قالب وردپرس درنا توس
Home https://server7.kproxy.com/servlet/redirect.srv/sruj/smyrwpoii/p2/ Science https://server7.kproxy.com/servlet/redirect.srv/sruj/smyrwpoii/p2/ NASA'S AIRS Captures Polar Vortex Moves in across the US

NASA'S AIRS Captures Polar Vortex Moves in across the US



United States Midwest has been
gripped by the lowest temperatures it has seen this year. An unusually cold
Arctic air mass, called a polar vortex, is responsible for the serious
temperatures which in many areas have run well below 0 degrees Fahrenheit
(-18 degrees Celsius).

NASA's atmospheric infrared
Sounder (AIRS) instrument aboard the Aqua satellite captured
the polar swirl it moved south from central Canada to the United States
Midwest from Jan. 20 to Jan. 29. The lowest temperatures are shown in
purple and blue and range from -40 degrees Fahrenheit (also -40 degrees
Celsius) to -10 degrees Fahrenheit (-23 degrees Celsius). As a data series
Progress, you can see how the coldest purple areas of the air mass slope down
in the United States

The polar swirl is
responsible for a number of deaths, disruption of services and power outages
in the affected areas.

AIRS, in conjunction with Advanced Microwave Sounding
Unit (AMSU), senses radiate infrared and microwave radiation from Earth
give a three-dimensional view of the Earth's weather and climate. Work in
tandem, the two instruments make simultaneous observations down to the earth
surface.

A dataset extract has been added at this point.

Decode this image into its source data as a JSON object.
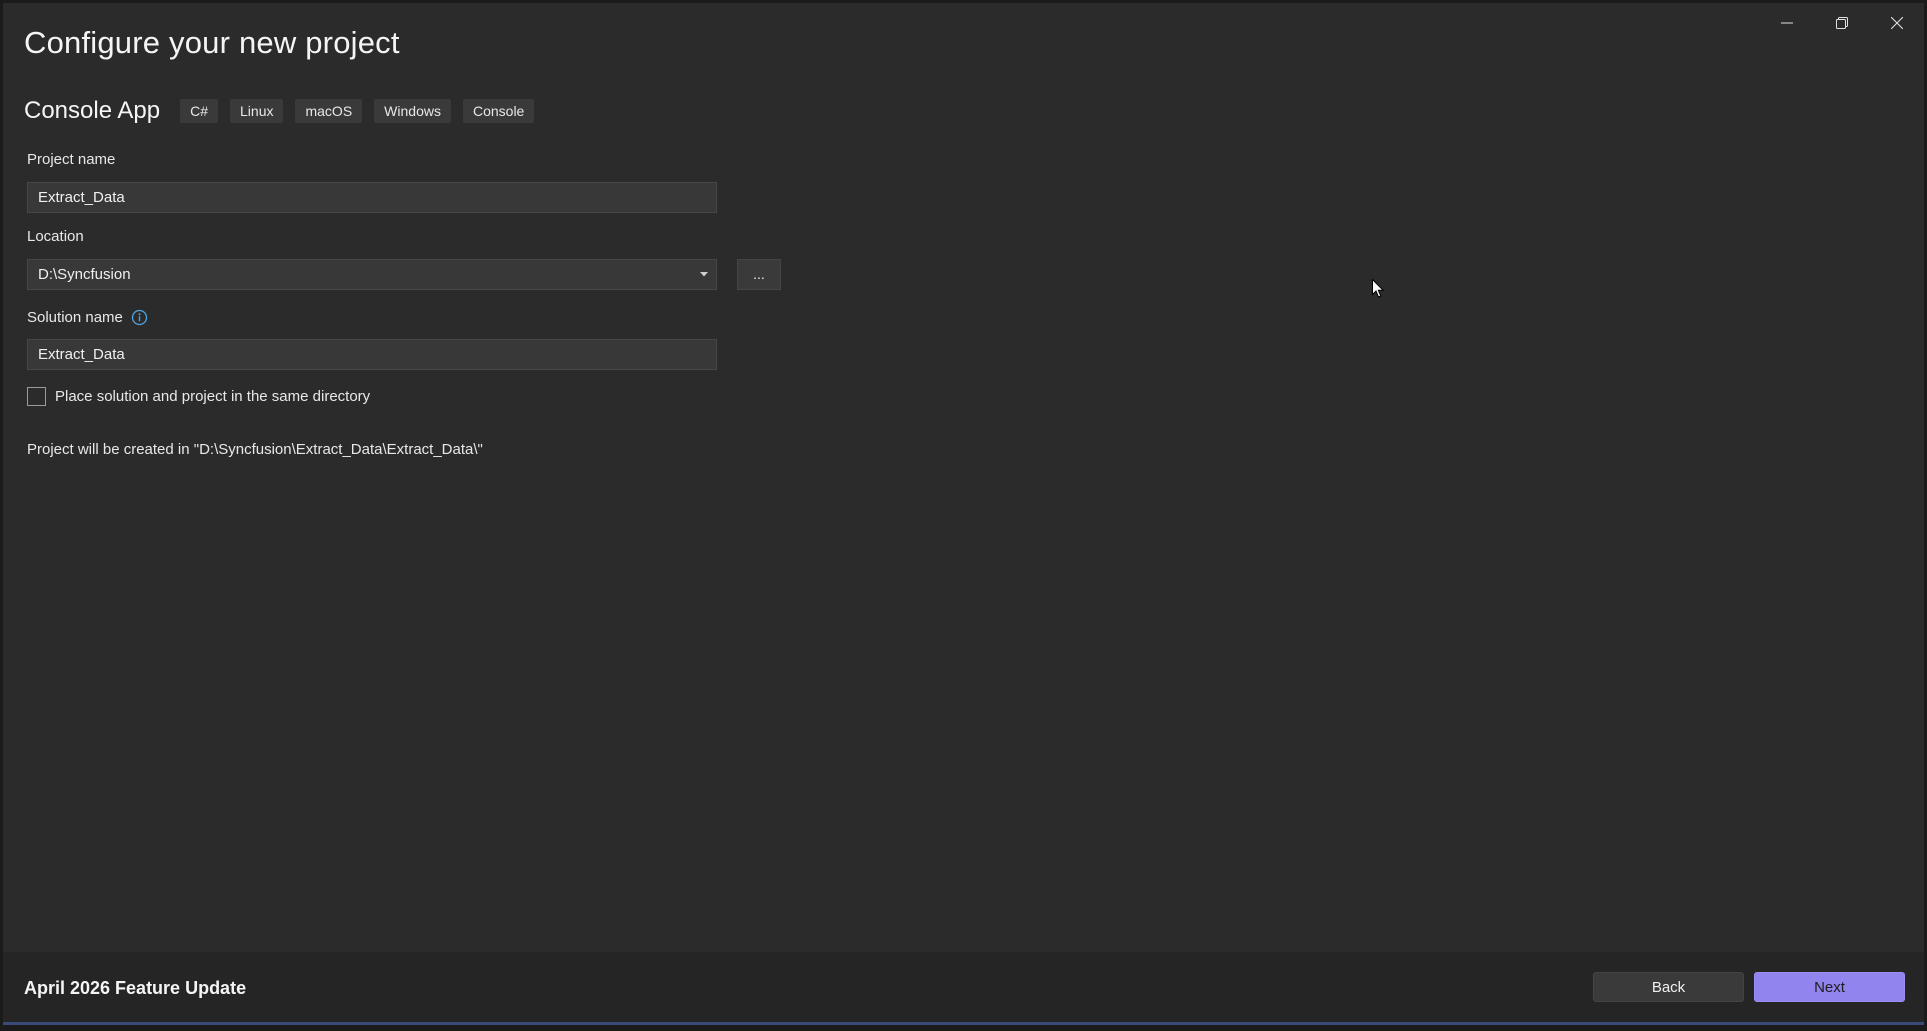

With more than 2,000 channels recording different areas of the atmosphere,
The system creates a global three-dimensional map of atmospheric temperature
and humidity, cloud quantities and altitudes, greenhouse gas concentrations and many
other atmospheric phenomena.

launched
in the Earth's circuits in 2002, the AIRS and AMSU instruments are controlled by NASAs
Jet Propulsion Laboratory in Pasadena, California, contracted to NASA. JPL
is a division of Caltech in Pasadena.

More information on AIRS can be found at:

https://airs.jpl.nasa.gov

News Media Contact

Esprit Smith
Jet Propulsion Laboratory, Pasadena, California.
81

8-354-4269
esprit.smith@jpl.nasa.gov

2019-013


Source link